WORK TO COMPLETE:
How many lines in the material below include the word "time"? Give only the number.

MATERIAL SHOWN:
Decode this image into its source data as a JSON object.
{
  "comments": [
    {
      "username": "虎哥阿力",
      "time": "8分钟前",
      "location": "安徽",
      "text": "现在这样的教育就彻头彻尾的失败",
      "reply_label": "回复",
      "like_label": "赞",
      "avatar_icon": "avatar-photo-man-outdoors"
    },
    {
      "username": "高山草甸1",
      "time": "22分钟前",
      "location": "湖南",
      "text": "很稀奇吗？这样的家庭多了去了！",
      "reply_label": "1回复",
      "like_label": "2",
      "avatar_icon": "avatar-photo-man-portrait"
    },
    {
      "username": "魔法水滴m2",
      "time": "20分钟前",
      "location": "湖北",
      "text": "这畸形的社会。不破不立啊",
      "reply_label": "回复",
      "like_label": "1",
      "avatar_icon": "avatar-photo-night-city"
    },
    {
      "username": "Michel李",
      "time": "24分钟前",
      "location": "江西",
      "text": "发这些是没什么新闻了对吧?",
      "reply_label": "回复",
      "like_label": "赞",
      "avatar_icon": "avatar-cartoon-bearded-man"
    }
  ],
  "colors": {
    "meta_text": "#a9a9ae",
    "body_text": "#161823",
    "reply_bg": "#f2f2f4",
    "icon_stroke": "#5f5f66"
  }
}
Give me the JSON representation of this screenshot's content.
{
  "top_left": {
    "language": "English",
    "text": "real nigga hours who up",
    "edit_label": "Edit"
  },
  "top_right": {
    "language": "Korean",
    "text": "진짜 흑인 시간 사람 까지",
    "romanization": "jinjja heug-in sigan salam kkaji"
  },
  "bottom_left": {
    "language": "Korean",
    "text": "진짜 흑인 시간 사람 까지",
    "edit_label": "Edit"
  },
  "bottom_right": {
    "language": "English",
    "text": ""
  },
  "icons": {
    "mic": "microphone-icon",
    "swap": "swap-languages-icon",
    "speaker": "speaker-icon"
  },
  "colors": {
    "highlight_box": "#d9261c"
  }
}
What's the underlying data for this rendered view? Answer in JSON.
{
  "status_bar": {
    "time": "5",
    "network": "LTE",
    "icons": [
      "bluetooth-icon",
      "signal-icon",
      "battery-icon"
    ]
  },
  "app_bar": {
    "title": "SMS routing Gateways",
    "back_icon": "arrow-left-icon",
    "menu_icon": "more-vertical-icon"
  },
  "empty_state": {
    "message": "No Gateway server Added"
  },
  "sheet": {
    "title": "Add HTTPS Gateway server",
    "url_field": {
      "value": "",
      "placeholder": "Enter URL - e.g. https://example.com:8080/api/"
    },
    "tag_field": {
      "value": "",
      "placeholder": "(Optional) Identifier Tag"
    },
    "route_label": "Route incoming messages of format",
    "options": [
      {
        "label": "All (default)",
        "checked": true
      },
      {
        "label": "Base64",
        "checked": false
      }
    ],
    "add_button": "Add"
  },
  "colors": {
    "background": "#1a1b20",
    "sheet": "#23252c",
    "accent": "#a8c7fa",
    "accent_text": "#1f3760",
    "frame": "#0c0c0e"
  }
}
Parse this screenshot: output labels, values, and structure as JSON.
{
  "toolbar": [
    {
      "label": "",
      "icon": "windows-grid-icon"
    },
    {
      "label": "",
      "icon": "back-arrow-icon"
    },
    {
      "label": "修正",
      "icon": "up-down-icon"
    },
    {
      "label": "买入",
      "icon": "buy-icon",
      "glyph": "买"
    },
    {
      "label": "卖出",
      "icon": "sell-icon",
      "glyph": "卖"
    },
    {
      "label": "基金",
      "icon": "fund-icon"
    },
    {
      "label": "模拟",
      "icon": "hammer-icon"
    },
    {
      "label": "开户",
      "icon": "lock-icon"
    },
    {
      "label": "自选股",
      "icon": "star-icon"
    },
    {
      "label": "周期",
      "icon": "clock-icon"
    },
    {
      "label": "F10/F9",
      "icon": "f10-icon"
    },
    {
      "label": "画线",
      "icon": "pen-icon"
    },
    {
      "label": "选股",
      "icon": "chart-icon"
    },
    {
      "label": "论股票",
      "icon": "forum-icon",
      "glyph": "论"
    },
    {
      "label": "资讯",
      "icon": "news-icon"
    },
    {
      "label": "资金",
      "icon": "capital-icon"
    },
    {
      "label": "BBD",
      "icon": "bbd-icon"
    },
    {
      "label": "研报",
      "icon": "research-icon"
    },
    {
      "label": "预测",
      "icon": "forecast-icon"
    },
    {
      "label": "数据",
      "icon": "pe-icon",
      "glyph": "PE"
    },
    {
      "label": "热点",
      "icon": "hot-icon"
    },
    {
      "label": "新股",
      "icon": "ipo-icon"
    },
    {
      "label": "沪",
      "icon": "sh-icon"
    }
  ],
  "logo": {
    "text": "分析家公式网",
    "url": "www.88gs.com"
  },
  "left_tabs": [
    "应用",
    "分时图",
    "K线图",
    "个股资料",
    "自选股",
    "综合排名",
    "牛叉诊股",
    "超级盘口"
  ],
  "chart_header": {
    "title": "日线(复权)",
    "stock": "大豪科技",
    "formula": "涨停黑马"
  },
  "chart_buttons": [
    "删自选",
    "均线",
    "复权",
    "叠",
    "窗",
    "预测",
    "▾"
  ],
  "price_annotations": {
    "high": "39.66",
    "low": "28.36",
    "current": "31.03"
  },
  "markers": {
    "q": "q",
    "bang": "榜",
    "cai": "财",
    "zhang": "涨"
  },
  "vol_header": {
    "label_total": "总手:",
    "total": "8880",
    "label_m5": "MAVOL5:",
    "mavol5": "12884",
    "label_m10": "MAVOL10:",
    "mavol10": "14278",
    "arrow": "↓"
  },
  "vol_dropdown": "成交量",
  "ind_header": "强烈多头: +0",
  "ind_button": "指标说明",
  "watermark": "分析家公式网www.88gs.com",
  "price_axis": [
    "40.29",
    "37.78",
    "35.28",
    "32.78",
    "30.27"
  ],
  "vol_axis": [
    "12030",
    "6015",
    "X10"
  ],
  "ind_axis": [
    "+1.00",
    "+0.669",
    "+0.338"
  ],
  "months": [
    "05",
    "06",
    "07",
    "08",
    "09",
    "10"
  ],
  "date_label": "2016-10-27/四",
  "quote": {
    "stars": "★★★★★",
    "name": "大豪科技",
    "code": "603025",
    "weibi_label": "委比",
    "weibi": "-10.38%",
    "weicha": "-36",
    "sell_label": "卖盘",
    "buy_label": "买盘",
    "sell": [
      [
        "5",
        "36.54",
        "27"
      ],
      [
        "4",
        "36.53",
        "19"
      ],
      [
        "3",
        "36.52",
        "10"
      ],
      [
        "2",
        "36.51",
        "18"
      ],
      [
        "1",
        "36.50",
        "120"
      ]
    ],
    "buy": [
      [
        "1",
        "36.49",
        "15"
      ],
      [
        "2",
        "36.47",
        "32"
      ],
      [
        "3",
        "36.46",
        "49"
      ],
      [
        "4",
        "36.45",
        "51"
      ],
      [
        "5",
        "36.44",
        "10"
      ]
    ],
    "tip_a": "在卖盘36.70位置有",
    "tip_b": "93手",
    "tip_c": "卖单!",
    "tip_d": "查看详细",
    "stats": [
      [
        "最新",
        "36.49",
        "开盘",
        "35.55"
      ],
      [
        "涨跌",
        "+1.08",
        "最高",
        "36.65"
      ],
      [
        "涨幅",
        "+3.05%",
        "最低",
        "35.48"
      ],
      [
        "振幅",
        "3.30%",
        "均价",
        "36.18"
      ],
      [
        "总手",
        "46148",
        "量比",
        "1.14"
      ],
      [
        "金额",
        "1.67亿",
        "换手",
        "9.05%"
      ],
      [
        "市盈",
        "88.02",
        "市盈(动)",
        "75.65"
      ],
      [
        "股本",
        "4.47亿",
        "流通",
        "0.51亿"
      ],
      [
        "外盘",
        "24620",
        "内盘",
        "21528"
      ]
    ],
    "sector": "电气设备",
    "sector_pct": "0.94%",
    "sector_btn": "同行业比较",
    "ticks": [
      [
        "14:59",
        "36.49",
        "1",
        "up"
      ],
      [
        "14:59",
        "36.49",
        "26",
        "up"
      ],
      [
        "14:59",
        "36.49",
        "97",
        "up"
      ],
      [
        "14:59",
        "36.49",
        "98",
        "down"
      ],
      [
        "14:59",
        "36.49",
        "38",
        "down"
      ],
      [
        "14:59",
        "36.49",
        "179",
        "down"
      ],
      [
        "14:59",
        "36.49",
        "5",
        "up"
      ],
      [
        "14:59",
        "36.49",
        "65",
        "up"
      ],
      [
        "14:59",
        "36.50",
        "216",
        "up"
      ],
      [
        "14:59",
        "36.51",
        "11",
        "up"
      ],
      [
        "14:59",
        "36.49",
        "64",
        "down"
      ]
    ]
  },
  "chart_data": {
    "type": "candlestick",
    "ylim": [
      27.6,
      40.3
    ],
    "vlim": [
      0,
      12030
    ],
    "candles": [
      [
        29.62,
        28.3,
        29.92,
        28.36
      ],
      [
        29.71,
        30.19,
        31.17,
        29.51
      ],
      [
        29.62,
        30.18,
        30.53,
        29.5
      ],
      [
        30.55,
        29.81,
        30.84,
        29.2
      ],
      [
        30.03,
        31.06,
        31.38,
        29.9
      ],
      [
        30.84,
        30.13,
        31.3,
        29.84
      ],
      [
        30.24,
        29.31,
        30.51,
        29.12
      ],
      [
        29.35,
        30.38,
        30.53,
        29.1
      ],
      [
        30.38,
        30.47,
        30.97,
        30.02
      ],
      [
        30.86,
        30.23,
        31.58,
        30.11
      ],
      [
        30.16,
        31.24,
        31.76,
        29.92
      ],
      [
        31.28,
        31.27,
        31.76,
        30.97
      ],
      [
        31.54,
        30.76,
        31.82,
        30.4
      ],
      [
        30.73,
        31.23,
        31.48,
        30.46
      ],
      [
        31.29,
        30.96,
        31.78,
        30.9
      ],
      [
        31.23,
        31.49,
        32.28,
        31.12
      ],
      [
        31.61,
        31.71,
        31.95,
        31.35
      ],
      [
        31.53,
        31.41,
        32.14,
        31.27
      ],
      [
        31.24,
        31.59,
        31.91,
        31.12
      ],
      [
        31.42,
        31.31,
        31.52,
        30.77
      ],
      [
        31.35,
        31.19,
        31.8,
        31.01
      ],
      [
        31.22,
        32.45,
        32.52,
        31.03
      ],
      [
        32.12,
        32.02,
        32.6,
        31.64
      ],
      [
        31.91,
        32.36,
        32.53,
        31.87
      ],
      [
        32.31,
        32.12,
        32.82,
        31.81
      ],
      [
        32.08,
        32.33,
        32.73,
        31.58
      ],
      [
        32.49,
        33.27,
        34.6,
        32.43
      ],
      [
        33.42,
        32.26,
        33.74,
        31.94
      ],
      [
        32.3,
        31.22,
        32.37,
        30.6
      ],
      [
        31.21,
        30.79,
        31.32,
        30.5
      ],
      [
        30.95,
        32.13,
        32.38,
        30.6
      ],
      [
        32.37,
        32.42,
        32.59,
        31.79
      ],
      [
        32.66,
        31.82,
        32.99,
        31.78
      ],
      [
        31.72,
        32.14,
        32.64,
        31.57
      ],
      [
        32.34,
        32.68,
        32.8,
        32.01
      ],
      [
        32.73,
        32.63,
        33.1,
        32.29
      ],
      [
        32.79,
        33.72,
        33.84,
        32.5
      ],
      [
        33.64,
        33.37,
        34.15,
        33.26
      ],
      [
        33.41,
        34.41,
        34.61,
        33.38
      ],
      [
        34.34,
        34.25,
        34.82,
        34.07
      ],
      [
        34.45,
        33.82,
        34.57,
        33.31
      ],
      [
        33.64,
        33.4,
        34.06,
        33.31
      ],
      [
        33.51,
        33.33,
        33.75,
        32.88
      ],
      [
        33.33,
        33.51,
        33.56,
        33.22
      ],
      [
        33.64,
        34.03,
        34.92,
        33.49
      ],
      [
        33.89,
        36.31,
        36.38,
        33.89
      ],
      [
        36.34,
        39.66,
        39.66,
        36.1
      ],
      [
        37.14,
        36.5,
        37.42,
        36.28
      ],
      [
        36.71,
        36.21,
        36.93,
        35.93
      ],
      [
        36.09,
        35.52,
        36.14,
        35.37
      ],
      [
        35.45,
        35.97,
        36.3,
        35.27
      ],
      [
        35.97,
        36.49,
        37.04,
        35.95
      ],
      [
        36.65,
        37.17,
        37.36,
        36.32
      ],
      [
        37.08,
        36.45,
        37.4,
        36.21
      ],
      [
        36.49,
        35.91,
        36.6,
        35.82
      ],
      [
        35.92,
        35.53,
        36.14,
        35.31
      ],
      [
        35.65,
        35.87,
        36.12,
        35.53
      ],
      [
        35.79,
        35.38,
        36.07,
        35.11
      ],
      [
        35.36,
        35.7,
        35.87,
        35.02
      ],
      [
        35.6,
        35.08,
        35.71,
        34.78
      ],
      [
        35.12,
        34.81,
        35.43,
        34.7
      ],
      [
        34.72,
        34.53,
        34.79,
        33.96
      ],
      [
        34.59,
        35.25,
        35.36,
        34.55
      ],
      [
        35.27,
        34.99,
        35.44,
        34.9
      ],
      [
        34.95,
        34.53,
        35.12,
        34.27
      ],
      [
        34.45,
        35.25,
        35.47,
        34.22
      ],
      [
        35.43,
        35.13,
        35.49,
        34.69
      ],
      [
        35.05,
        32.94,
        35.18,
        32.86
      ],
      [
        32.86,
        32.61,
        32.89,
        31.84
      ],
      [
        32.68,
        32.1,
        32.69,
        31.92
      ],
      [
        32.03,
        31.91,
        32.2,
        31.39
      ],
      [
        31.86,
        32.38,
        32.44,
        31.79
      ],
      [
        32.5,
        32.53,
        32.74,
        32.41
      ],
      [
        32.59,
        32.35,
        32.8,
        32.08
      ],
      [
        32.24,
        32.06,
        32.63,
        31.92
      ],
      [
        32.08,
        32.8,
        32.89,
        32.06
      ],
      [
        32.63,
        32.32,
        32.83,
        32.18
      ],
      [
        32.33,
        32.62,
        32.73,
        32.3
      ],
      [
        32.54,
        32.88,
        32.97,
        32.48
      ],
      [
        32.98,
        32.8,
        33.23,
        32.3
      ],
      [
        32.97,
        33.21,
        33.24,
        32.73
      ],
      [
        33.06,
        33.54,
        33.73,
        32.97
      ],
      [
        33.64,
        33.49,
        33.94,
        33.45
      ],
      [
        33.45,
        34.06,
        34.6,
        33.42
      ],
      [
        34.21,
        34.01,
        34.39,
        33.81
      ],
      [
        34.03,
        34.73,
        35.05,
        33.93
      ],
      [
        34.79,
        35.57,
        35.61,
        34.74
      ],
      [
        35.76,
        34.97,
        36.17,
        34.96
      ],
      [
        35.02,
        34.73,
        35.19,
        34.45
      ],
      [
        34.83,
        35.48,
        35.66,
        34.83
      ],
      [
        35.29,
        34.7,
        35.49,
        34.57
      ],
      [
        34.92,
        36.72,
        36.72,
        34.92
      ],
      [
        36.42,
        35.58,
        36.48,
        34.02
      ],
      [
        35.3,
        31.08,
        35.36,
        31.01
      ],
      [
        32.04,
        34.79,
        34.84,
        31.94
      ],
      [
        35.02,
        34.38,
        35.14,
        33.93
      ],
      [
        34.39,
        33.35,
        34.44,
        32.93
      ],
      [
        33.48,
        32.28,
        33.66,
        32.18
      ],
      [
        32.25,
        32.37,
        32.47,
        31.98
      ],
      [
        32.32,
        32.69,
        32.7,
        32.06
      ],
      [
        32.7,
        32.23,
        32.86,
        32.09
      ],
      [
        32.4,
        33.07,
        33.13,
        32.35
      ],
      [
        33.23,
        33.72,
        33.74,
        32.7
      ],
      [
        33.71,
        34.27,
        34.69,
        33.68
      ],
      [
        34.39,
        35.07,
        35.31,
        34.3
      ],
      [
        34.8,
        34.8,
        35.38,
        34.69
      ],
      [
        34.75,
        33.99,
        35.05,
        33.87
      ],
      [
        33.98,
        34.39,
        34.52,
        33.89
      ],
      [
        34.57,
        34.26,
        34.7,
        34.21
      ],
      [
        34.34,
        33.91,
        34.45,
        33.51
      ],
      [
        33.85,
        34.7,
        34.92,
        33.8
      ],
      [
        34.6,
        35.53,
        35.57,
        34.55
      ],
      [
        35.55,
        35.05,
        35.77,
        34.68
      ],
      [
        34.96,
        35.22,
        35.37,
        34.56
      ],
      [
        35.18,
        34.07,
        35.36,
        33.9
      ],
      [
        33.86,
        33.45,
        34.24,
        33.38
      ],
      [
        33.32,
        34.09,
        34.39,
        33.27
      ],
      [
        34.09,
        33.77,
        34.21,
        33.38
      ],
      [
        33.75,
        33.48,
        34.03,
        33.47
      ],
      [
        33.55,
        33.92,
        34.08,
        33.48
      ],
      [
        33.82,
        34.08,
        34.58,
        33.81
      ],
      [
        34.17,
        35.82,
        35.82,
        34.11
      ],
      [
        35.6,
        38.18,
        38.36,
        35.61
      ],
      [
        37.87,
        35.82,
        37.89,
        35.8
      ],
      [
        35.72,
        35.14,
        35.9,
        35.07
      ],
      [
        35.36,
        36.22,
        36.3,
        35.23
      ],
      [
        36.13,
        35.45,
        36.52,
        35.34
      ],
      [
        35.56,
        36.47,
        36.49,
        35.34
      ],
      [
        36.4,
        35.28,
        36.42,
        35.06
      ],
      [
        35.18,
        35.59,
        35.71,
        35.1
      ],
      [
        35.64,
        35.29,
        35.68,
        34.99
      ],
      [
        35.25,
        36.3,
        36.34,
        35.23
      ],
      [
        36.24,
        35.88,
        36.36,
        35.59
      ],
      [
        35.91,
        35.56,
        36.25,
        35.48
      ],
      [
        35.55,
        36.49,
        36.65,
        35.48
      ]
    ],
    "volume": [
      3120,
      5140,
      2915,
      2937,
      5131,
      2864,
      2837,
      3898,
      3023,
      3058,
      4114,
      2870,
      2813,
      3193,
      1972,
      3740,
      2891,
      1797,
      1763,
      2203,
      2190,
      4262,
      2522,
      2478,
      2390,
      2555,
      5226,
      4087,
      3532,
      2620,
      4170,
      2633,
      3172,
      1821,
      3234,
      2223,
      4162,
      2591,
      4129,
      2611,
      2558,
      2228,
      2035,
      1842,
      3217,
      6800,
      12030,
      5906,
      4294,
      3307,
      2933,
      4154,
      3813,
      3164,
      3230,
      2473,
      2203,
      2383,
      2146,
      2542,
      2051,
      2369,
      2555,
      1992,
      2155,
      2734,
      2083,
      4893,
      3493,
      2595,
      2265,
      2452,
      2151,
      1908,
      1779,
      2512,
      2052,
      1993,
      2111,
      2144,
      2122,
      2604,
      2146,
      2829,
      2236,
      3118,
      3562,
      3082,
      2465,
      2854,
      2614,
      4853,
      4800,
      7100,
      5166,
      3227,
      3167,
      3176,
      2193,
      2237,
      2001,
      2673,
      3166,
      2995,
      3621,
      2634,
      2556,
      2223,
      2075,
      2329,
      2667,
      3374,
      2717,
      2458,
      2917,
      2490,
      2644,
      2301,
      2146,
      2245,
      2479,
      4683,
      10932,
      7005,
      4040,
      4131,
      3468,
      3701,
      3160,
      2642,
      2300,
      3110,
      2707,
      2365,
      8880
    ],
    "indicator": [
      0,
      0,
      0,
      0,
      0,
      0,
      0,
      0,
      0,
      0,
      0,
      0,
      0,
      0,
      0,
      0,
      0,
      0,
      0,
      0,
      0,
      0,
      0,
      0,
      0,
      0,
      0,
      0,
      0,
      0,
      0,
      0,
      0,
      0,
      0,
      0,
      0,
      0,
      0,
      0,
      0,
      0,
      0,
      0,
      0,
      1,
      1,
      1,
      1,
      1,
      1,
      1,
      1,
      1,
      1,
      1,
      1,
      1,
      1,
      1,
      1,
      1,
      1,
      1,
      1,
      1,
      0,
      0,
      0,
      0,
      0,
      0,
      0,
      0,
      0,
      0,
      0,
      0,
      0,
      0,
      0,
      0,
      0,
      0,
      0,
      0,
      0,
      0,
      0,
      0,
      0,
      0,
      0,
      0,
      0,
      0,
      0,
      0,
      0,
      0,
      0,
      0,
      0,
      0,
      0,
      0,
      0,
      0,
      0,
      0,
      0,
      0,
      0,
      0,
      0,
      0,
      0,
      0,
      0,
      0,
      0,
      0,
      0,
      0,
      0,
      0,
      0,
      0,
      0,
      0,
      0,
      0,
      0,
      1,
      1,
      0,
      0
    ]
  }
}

RESULT FOR THIS TASK:
5